“Blockers” also never stops poking fun at its seemingly retrograde plot, one that sees a bunch of parents trying to control what their daughters are doing. Barinholtz’s character Hunter becomes the unexpected voice of reason when Lisa (Mann) and Mitchell (Cena) really get out of control. Later, Lisa faces off with Kayla’s mom Marcie (Sarayu Blue), who gives even stronger voice to the concept that the teens should be allowed to make their own choices.
“I’ve seen some criticisms that the movie is a little too preachy and never stops reminding us [about these issues], but at the same time, I feel like if it didn’t exist, people would be like, ‘Why are they doing this? This is nuts, it’s 2018,'” Cannon said. “I’ll take the criticism, because I think it’s important.”
5. When in Doubt, Look to the Movies
Cannon’s own cinematic influences are all over the film (consider Julie’s poster-plastered room, which also includes a “Pitch Perfect” poster there). Above all, “Blockers” includes some big nods to John Hughes (she even moved the film’s setting to Chicago). “I’m a huge John Hughes fan and I re-watched ‘Pretty in Pink’ before I shot,” she said. “I loved how the prom in ‘Pretty in Pink’ was shot, so I just got inspired by that.”
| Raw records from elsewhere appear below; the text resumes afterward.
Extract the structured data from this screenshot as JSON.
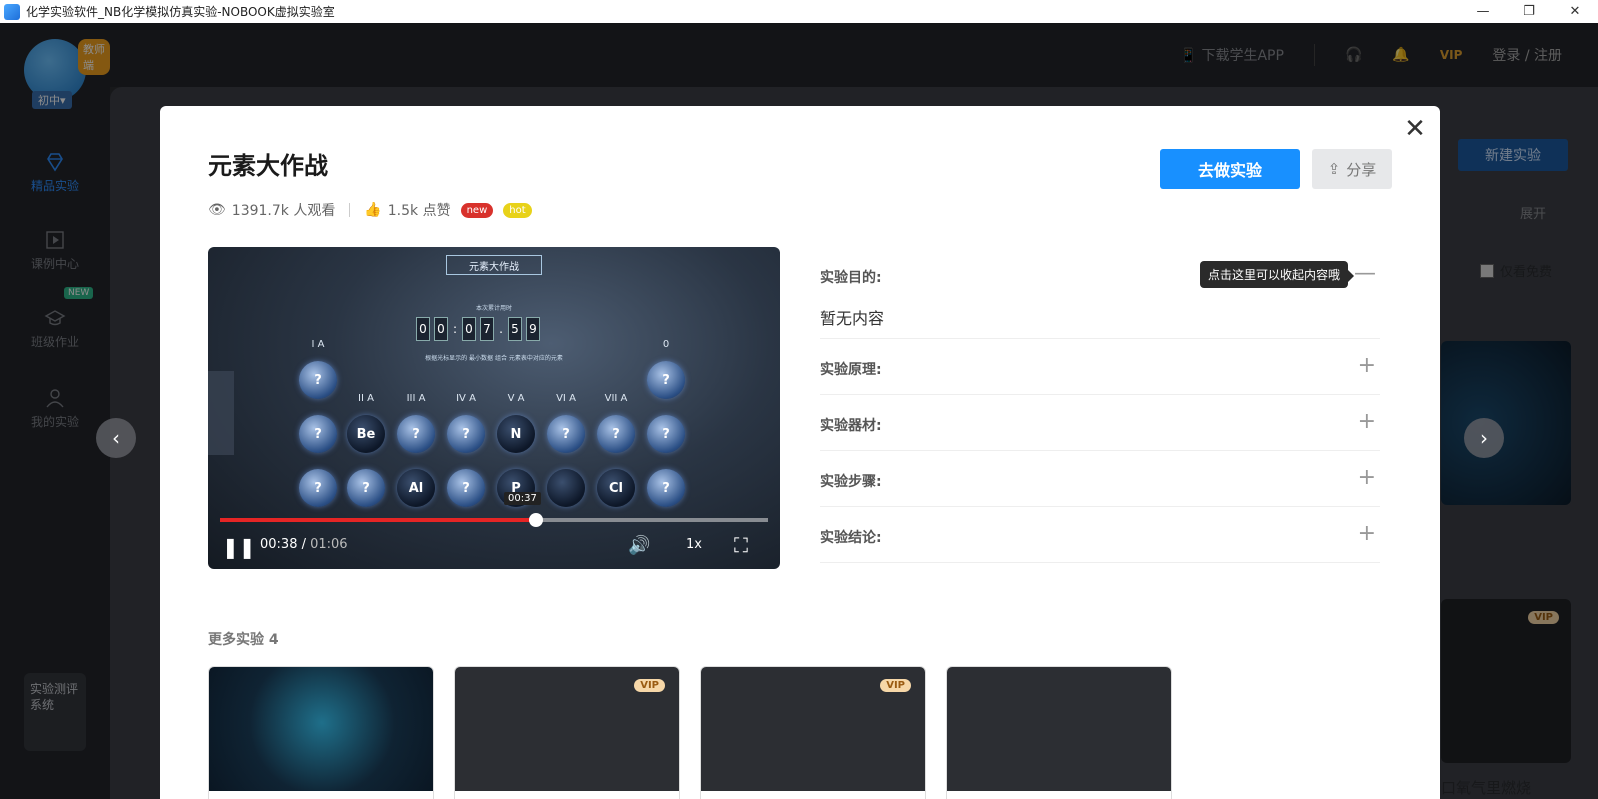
{
  "window": {
    "title": "化学实验软件_NB化学模拟仿真实验-NOBOOK虚拟实验室",
    "minimize": "—",
    "maximize": "❐",
    "close": "✕"
  },
  "sidebar": {
    "badge": "教师端",
    "level": "初中▾",
    "items": [
      {
        "label": "精品实验",
        "icon": "diamond-icon"
      },
      {
        "label": "课例中心",
        "icon": "play-square-icon"
      },
      {
        "label": "班级作业",
        "icon": "graduation-cap-icon"
      },
      {
        "label": "我的实验",
        "icon": "user-icon"
      }
    ],
    "new_tag": "NEW",
    "eval_label": "实验测评系统"
  },
  "topbar": {
    "download": "下载学生APP",
    "vip": "VIP",
    "login": "登录 / 注册"
  },
  "background": {
    "new_experiment": "新建实验",
    "expand": "展开",
    "free_only": "仅看免费",
    "caption": "口氧气里燃烧",
    "vip": "VIP"
  },
  "modal": {
    "title": "元素大作战",
    "views": "1391.7k 人观看",
    "likes": "1.5k 点赞",
    "badge_new": "new",
    "badge_hot": "hot",
    "primary_button": "去做实验",
    "share_button": "分享",
    "close": "✕",
    "video": {
      "inner_title": "元素大作战",
      "subtitle": "本次累计用时",
      "timer": [
        "0",
        "0",
        ":",
        "0",
        "7",
        ".",
        "5",
        "9"
      ],
      "hint": "根据光标显示的 最小数据 组合 元素表中对应的元素",
      "groups": [
        "I A",
        "II A",
        "III A",
        "IV A",
        "V A",
        "VI A",
        "VII A",
        "0"
      ],
      "row1": [
        "?",
        "?"
      ],
      "row2": [
        "?",
        "Be",
        "?",
        "?",
        "N",
        "?",
        "?",
        "?"
      ],
      "row3": [
        "?",
        "?",
        "Al",
        "?",
        "P",
        "",
        "Cl",
        "?"
      ],
      "hover_time": "00:37",
      "progress": 0.576,
      "current_time": "00:38 /",
      "duration": " 01:06",
      "speed": "1x"
    },
    "info": {
      "tooltip": "点击这里可以收起内容哦",
      "rows": [
        {
          "label": "实验目的:",
          "toggle": "—",
          "content": "暂无内容"
        },
        {
          "label": "实验原理:",
          "toggle": "+"
        },
        {
          "label": "实验器材:",
          "toggle": "+"
        },
        {
          "label": "实验步骤:",
          "toggle": "+"
        },
        {
          "label": "实验结论:",
          "toggle": "+"
        }
      ]
    },
    "more_title": "更多实验 4",
    "more_cards": [
      {
        "vip": ""
      },
      {
        "vip": "VIP"
      },
      {
        "vip": "VIP"
      },
      {
        "vip": ""
      }
    ]
  },
  "carousel": {
    "prev": "‹",
    "next": "›"
  }
}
Another director helped guide one of the stickier scenes in the film, a gross-out sequence in which one of the teens gets violently ill while riding in a limo. “When I was in post-production, the puking sequence? That used to be like five times longer,” Cannon said. “It was a whole thing, and it wasn’t working. [Test] audiences were just like, ‘Oh, it’s gross.’ I kept cutting it down and cutting it down, and I was like, ‘How am I going to get this to work?’ And then I went and saw ‘Baby Driver.'”
She snapped her fingers, remembering the lightbulb moment. “I’m gonna put it to music! Thank you, Edgar Wright,” she said. “I wanted to try to do different things, like it just didn’t feel like people talking and telling jokes, even though it’s a very talky movie, I wanted to get jokes from different ways, like the ways that Edgar does.”
“Blockers” opens theatrically on Friday, April 6.